**EXERCISE INPUTS**:
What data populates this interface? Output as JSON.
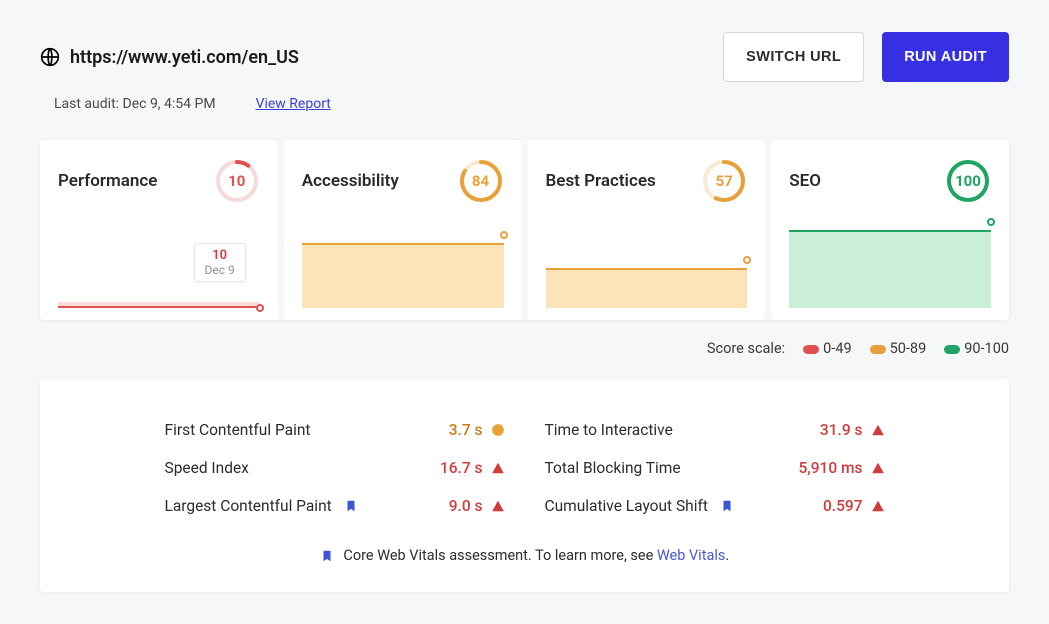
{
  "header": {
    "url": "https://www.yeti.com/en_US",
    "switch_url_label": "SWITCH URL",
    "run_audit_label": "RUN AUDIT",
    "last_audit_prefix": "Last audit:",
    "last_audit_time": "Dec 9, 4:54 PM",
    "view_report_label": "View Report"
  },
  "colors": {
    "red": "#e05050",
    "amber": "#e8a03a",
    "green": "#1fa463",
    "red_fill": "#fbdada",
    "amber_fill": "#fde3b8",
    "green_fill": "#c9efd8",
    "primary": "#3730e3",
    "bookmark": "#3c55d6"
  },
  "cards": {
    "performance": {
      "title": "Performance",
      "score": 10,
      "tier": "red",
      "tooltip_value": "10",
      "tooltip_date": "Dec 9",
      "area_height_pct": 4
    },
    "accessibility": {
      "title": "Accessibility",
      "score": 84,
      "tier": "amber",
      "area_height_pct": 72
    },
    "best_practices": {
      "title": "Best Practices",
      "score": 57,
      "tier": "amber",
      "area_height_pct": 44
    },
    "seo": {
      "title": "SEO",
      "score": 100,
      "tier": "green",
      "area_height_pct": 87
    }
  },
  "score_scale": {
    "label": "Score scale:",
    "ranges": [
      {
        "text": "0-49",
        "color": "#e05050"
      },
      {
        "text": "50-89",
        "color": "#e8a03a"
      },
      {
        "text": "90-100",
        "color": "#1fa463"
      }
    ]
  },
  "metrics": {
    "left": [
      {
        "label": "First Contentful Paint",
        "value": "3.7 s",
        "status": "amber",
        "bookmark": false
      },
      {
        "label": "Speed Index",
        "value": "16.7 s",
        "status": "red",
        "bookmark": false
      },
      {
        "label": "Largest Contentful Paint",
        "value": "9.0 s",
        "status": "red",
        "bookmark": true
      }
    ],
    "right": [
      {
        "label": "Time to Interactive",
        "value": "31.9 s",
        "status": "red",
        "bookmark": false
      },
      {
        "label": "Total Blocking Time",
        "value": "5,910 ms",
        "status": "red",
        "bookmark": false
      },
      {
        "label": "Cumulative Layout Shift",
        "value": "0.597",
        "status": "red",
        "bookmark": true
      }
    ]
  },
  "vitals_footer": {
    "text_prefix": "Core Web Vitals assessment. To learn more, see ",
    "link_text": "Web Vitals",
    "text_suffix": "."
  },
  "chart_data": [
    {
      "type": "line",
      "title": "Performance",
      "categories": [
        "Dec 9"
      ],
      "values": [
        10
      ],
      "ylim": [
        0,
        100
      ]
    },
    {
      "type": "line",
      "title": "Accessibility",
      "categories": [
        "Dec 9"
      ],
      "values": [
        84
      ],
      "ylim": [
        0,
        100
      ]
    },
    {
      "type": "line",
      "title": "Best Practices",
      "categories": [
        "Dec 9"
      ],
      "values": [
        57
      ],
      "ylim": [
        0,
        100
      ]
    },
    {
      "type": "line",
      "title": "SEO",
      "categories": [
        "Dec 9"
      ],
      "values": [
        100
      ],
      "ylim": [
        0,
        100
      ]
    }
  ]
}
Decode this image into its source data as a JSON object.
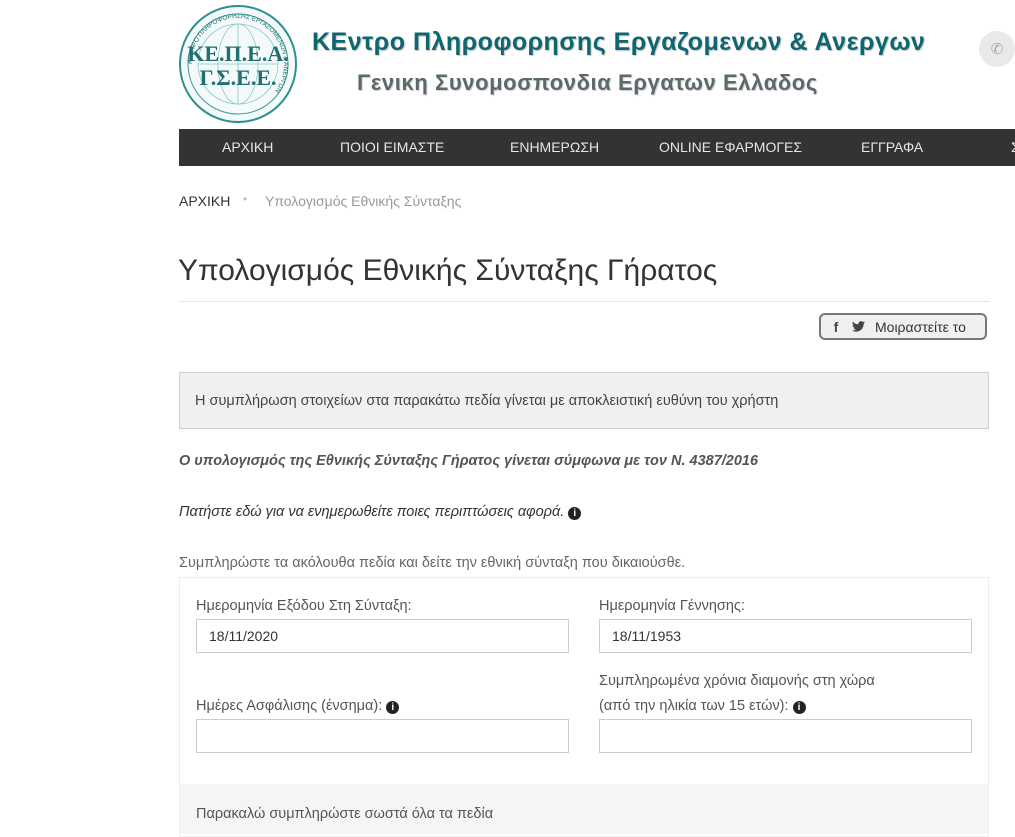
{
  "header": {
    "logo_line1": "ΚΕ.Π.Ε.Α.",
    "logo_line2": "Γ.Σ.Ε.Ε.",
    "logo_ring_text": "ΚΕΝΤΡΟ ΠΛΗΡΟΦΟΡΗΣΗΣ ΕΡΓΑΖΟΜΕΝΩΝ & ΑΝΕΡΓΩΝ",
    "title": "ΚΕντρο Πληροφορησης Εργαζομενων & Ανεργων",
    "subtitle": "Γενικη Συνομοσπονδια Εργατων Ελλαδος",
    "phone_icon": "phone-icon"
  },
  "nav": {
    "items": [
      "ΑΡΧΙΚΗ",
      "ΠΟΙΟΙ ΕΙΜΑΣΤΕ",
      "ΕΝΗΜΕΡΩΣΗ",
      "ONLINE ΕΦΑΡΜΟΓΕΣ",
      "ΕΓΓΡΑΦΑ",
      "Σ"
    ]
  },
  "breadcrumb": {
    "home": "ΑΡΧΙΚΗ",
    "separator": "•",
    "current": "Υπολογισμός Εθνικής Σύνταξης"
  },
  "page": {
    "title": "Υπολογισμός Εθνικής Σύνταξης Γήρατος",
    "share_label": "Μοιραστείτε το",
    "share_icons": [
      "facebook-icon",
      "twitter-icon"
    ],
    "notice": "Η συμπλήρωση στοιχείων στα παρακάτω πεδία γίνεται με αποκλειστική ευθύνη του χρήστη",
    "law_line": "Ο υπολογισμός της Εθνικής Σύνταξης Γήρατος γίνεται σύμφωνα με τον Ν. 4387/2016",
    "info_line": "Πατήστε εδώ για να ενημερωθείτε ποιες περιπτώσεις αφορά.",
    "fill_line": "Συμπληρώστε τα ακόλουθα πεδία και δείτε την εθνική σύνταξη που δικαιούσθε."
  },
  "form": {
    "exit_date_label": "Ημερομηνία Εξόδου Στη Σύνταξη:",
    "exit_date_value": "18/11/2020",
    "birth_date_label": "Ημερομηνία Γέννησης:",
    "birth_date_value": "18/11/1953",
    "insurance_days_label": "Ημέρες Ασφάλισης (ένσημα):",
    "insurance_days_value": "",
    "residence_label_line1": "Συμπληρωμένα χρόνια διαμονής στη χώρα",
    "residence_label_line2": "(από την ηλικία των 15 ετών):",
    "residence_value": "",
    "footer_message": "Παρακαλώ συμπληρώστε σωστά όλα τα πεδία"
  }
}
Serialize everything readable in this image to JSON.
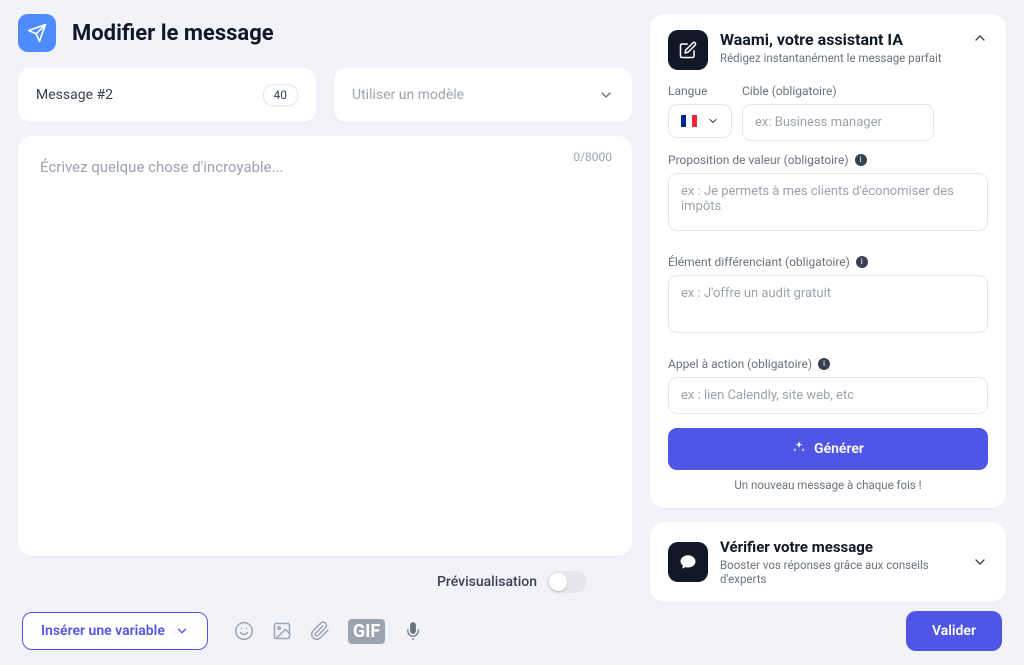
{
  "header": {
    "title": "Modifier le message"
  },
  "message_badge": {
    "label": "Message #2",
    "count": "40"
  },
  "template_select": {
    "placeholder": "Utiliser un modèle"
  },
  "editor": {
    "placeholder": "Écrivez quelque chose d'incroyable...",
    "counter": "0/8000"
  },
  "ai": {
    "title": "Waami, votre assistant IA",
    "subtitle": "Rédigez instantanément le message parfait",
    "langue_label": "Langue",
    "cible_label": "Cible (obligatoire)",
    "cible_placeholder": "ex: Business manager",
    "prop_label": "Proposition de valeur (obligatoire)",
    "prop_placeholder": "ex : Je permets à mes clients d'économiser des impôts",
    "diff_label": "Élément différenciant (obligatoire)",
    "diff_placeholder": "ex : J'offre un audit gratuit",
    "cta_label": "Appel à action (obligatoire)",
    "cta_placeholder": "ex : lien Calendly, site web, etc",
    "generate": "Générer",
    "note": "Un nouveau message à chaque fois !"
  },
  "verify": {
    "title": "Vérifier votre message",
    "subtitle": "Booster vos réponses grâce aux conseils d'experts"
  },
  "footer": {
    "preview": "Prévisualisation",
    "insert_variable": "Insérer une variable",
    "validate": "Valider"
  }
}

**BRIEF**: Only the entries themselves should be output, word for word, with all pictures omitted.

**TASK RESPONSE**:
What data populates this interface? Output as JSON.
{
  "header": {
    "url": "https://www.yeti.com/en_US",
    "switch_url_label": "SWITCH URL",
    "run_audit_label": "RUN AUDIT",
    "last_audit_prefix": "Last audit:",
    "last_audit_time": "Dec 9, 4:54 PM",
    "view_report_label": "View Report"
  },
  "colors": {
    "red": "#e05050",
    "amber": "#e8a03a",
    "green": "#1fa463",
    "red_fill": "#fbdada",
    "amber_fill": "#fde3b8",
    "green_fill": "#c9efd8",
    "primary": "#3730e3",
    "bookmark": "#3c55d6"
  },
  "cards": {
    "performance": {
      "title": "Performance",
      "score": 10,
      "tier": "red",
      "tooltip_value": "10",
      "tooltip_date": "Dec 9",
      "area_height_pct": 4
    },
    "accessibility": {
      "title": "Accessibility",
      "score": 84,
      "tier": "amber",
      "area_height_pct": 72
    },
    "best_practices": {
      "title": "Best Practices",
      "score": 57,
      "tier": "amber",
      "area_height_pct": 44
    },
    "seo": {
      "title": "SEO",
      "score": 100,
      "tier": "green",
      "area_height_pct": 87
    }
  },
  "score_scale": {
    "label": "Score scale:",
    "ranges": [
      {
        "text": "0-49",
        "color": "#e05050"
      },
      {
        "text": "50-89",
        "color": "#e8a03a"
      },
      {
        "text": "90-100",
        "color": "#1fa463"
      }
    ]
  },
  "metrics": {
    "left": [
      {
        "label": "First Contentful Paint",
        "value": "3.7 s",
        "status": "amber",
        "bookmark": false
      },
      {
        "label": "Speed Index",
        "value": "16.7 s",
        "status": "red",
        "bookmark": false
      },
      {
        "label": "Largest Contentful Paint",
        "value": "9.0 s",
        "status": "red",
        "bookmark": true
      }
    ],
    "right": [
      {
        "label": "Time to Interactive",
        "value": "31.9 s",
        "status": "red",
        "bookmark": false
      },
      {
        "label": "Total Blocking Time",
        "value": "5,910 ms",
        "status": "red",
        "bookmark": false
      },
      {
        "label": "Cumulative Layout Shift",
        "value": "0.597",
        "status": "red",
        "bookmark": true
      }
    ]
  },
  "vitals_footer": {
    "text_prefix": "Core Web Vitals assessment. To learn more, see ",
    "link_text": "Web Vitals",
    "text_suffix": "."
  },
  "chart_data": [
    {
      "type": "line",
      "title": "Performance",
      "categories": [
        "Dec 9"
      ],
      "values": [
        10
      ],
      "ylim": [
        0,
        100
      ]
    },
    {
      "type": "line",
      "title": "Accessibility",
      "categories": [
        "Dec 9"
      ],
      "values": [
        84
      ],
      "ylim": [
        0,
        100
      ]
    },
    {
      "type": "line",
      "title": "Best Practices",
      "categories": [
        "Dec 9"
      ],
      "values": [
        57
      ],
      "ylim": [
        0,
        100
      ]
    },
    {
      "type": "line",
      "title": "SEO",
      "categories": [
        "Dec 9"
      ],
      "values": [
        100
      ],
      "ylim": [
        0,
        100
      ]
    }
  ]
}
Decode this image into its source data as a JSON object.
{
  "header": {
    "logo_line1": "ΚΕ.Π.Ε.Α.",
    "logo_line2": "Γ.Σ.Ε.Ε.",
    "logo_ring_text": "ΚΕΝΤΡΟ ΠΛΗΡΟΦΟΡΗΣΗΣ ΕΡΓΑΖΟΜΕΝΩΝ & ΑΝΕΡΓΩΝ",
    "title": "ΚΕντρο Πληροφορησης Εργαζομενων & Ανεργων",
    "subtitle": "Γενικη Συνομοσπονδια Εργατων Ελλαδος",
    "phone_icon": "phone-icon"
  },
  "nav": {
    "items": [
      "ΑΡΧΙΚΗ",
      "ΠΟΙΟΙ ΕΙΜΑΣΤΕ",
      "ΕΝΗΜΕΡΩΣΗ",
      "ONLINE ΕΦΑΡΜΟΓΕΣ",
      "ΕΓΓΡΑΦΑ",
      "Σ"
    ]
  },
  "breadcrumb": {
    "home": "ΑΡΧΙΚΗ",
    "separator": "•",
    "current": "Υπολογισμός Εθνικής Σύνταξης"
  },
  "page": {
    "title": "Υπολογισμός Εθνικής Σύνταξης Γήρατος",
    "share_label": "Μοιραστείτε το",
    "share_icons": [
      "facebook-icon",
      "twitter-icon"
    ],
    "notice": "Η συμπλήρωση στοιχείων στα παρακάτω πεδία γίνεται με αποκλειστική ευθύνη του χρήστη",
    "law_line": "Ο υπολογισμός της Εθνικής Σύνταξης Γήρατος γίνεται σύμφωνα με τον Ν. 4387/2016",
    "info_line": "Πατήστε εδώ για να ενημερωθείτε ποιες περιπτώσεις αφορά.",
    "fill_line": "Συμπληρώστε τα ακόλουθα πεδία και δείτε την εθνική σύνταξη που δικαιούσθε."
  },
  "form": {
    "exit_date_label": "Ημερομηνία Εξόδου Στη Σύνταξη:",
    "exit_date_value": "18/11/2020",
    "birth_date_label": "Ημερομηνία Γέννησης:",
    "birth_date_value": "18/11/1953",
    "insurance_days_label": "Ημέρες Ασφάλισης (ένσημα):",
    "insurance_days_value": "",
    "residence_label_line1": "Συμπληρωμένα χρόνια διαμονής στη χώρα",
    "residence_label_line2": "(από την ηλικία των 15 ετών):",
    "residence_value": "",
    "footer_message": "Παρακαλώ συμπληρώστε σωστά όλα τα πεδία"
  }
}
Serialize everything readable in this image to JSON.
{
  "header": {
    "title": "Modifier le message"
  },
  "message_badge": {
    "label": "Message #2",
    "count": "40"
  },
  "template_select": {
    "placeholder": "Utiliser un modèle"
  },
  "editor": {
    "placeholder": "Écrivez quelque chose d'incroyable...",
    "counter": "0/8000"
  },
  "ai": {
    "title": "Waami, votre assistant IA",
    "subtitle": "Rédigez instantanément le message parfait",
    "langue_label": "Langue",
    "cible_label": "Cible (obligatoire)",
    "cible_placeholder": "ex: Business manager",
    "prop_label": "Proposition de valeur (obligatoire)",
    "prop_placeholder": "ex : Je permets à mes clients d'économiser des impôts",
    "diff_label": "Élément différenciant (obligatoire)",
    "diff_placeholder": "ex : J'offre un audit gratuit",
    "cta_label": "Appel à action (obligatoire)",
    "cta_placeholder": "ex : lien Calendly, site web, etc",
    "generate": "Générer",
    "note": "Un nouveau message à chaque fois !"
  },
  "verify": {
    "title": "Vérifier votre message",
    "subtitle": "Booster vos réponses grâce aux conseils d'experts"
  },
  "footer": {
    "preview": "Prévisualisation",
    "insert_variable": "Insérer une variable",
    "validate": "Valider"
  }
}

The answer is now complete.